Cotton Song opens with social worker Baby Allen bumping her Model T down a dry and dusty 1940s Mississippi road on her way to rescue a twelve-year-old African-American girl. She hopes that Sally Johnson has survived the lynch mob that killed her mother, Letitia, after she was accused of drowning the (white) baby of the town’s most important family. As Baby fights to uncover the truth behind this heinous crime, she finds herself at odds with Boss Chief and his son, Jake Lemaster, who run Parchman Farm – a local prison – on the backs of men unjustly accused.
Bailey uses several narrators to move the story forward, with much success. Readers meet Jolene, Jake’s prim wife, and feel her misery. Readers suffer with Sissy as she struggles to understand what happened to her baby daughter. Readers get chilling glimpses into the hidden lives and motivations of these and other characters. The contrast between the sultry Mississippi heat and the coldness of some of the characters is one of the novel’s most captivating aspects.
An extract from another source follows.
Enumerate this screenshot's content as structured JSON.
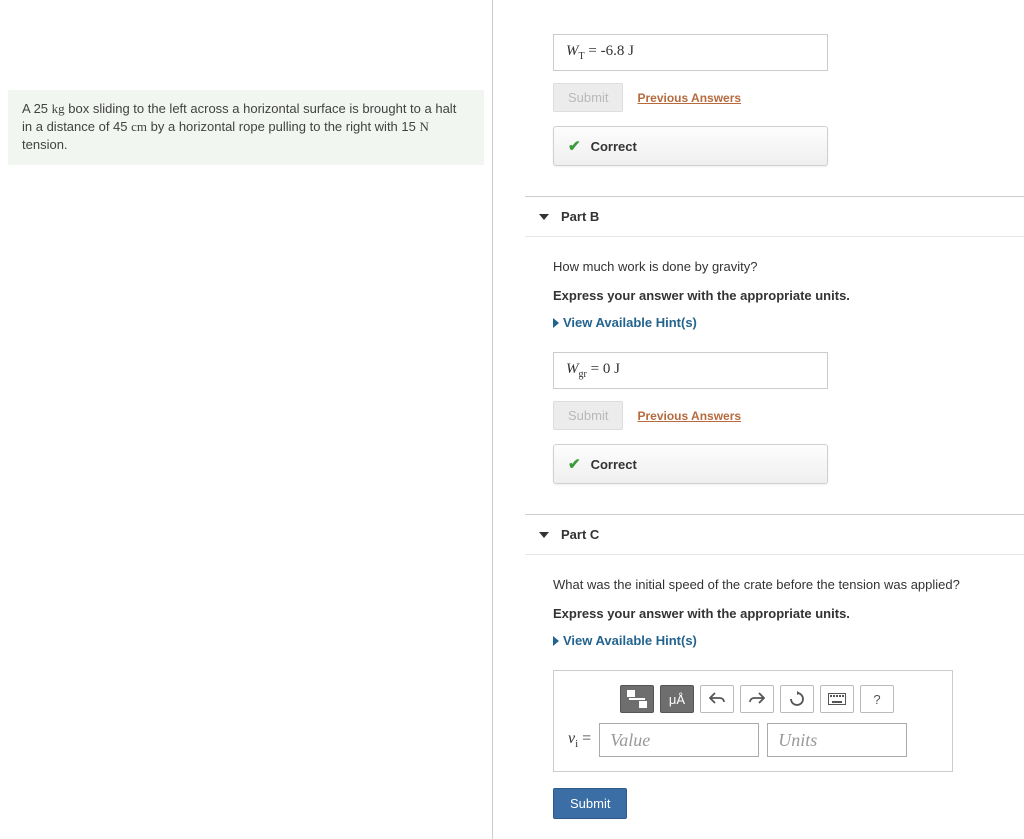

The combination of such incredibly well-written characters and an almost timeless, yet so of-its-time, story creates an incredibly harsh and touching read. This is one of those books that, after finishing, gets placed quietly on the table, pushed slowly away, and leaves one feeling quietly reflective for a few moments. I highly recommend it.